In Chile, nearly 600 cases of monkeypox have been registered. This includes confirmed and probable cases of this disease, according to official records from the Ministry of Health.

The announcement of another vaccination process in the midst of the one caused by Covid-19 can cause uncertainty in the population. Given this, the doctor in Biological Sciences and researcher at the Institute of Biomedical Sciences UNAB, Gloria Arriagada, answers the most important points to understand how the monkeypox vaccine works.

How does the monkeypox vaccine work?

This is an attenuated virus vaccine, where the virus has been modified vaccinia so it can protect against classical smallpox and also monkeypox. The virusvaccinia It is with which smallpox vaccines were formulated and that allowed its eradication worldwide in the 70s.

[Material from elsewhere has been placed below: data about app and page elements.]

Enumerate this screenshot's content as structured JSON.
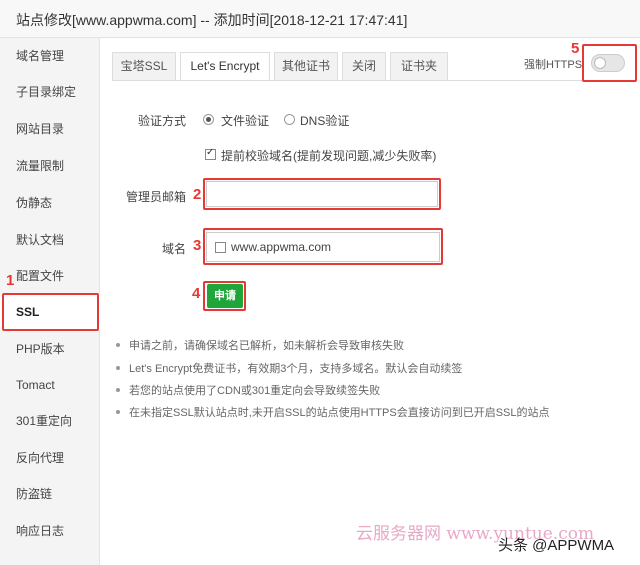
{
  "window": {
    "title": "站点修改[www.appwma.com] -- 添加时间[2018-12-21 17:47:41]"
  },
  "sidebar": {
    "items": [
      {
        "label": "域名管理"
      },
      {
        "label": "子目录绑定"
      },
      {
        "label": "网站目录"
      },
      {
        "label": "流量限制"
      },
      {
        "label": "伪静态"
      },
      {
        "label": "默认文档"
      },
      {
        "label": "配置文件"
      },
      {
        "label": "SSL"
      },
      {
        "label": "PHP版本"
      },
      {
        "label": "Tomact"
      },
      {
        "label": "301重定向"
      },
      {
        "label": "反向代理"
      },
      {
        "label": "防盗链"
      },
      {
        "label": "响应日志"
      }
    ],
    "active_index": 7
  },
  "tabs": [
    {
      "label": "宝塔SSL"
    },
    {
      "label": "Let's Encrypt"
    },
    {
      "label": "其他证书"
    },
    {
      "label": "关闭"
    },
    {
      "label": "证书夹"
    }
  ],
  "force_https": {
    "label": "强制HTTPS",
    "enabled": false
  },
  "form": {
    "verify_method_label": "验证方式",
    "verify_options": [
      {
        "label": "文件验证",
        "checked": true
      },
      {
        "label": "DNS验证",
        "checked": false
      }
    ],
    "precheck": {
      "label": "提前校验域名(提前发现问题,减少失败率)",
      "checked": true
    },
    "admin_email_label": "管理员邮箱",
    "admin_email_value": "",
    "domain_label": "域名",
    "domain_value": "www.appwma.com",
    "domain_checked": false,
    "apply_label": "申请"
  },
  "notes": [
    "申请之前，请确保域名已解析，如未解析会导致审核失败",
    "Let's Encrypt免费证书，有效期3个月，支持多域名。默认会自动续签",
    "若您的站点使用了CDN或301重定向会导致续签失败",
    "在未指定SSL默认站点时,未开启SSL的站点使用HTTPS会直接访问到已开启SSL的站点"
  ],
  "markers": [
    "1",
    "2",
    "3",
    "4",
    "5"
  ],
  "watermark": "云服务器网 www.yuntue.com",
  "credit": "头条 @APPWMA",
  "colors": {
    "accent_green": "#20a53a",
    "annotation_red": "#e53935"
  }
}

The vaccine is put through a small skin lesion where the attenuated virus is inoculated, this will be detected by the immune system and can generate immunological memory, which means that the immune system recognizes the virus and eliminates it, in case of an infection. Two doses 28 days apart are required for full immunity.

If the vaccine is for close contacts this time, can it be effective if the person has already been infected?

The vaccine that arrives in Chile can be used as post-exposure prophylaxis, this means that it could eventually be used in close contacts of a diagnosed person even when they are already infected, but not if they already show symptoms.

Post-exposure prophylaxis can be done because in this case the incubation period is several days from infection. Let us remember that vaccines have two purposes: to stop the infection and, therefore, the circulation of a virus and/or to prevent the development of the disease.

Detractors of the Covid vaccine generally argue that it is an experimental vaccine, what happens in the case of this vaccine?

This is not an experimental vaccine, it is a vaccine that has been approved, at least by the CDC, since 2019 and has been produced to have a line of defense against a possible resurgence of smallpox and the possible emergence of monkeypox.

This is important because in the late 1970s smallpox vaccination was stopped in many countries when its eradication was declared, so all people born later are not protected against smallpox.

Are there any significant risks associated with this inoculation?

No, there are no risks associated with inoculation with this vaccine, only swelling of the inoculation area has been observed in some people, like the vaccine that they gave us in first grade; fever, muscle aches, and headache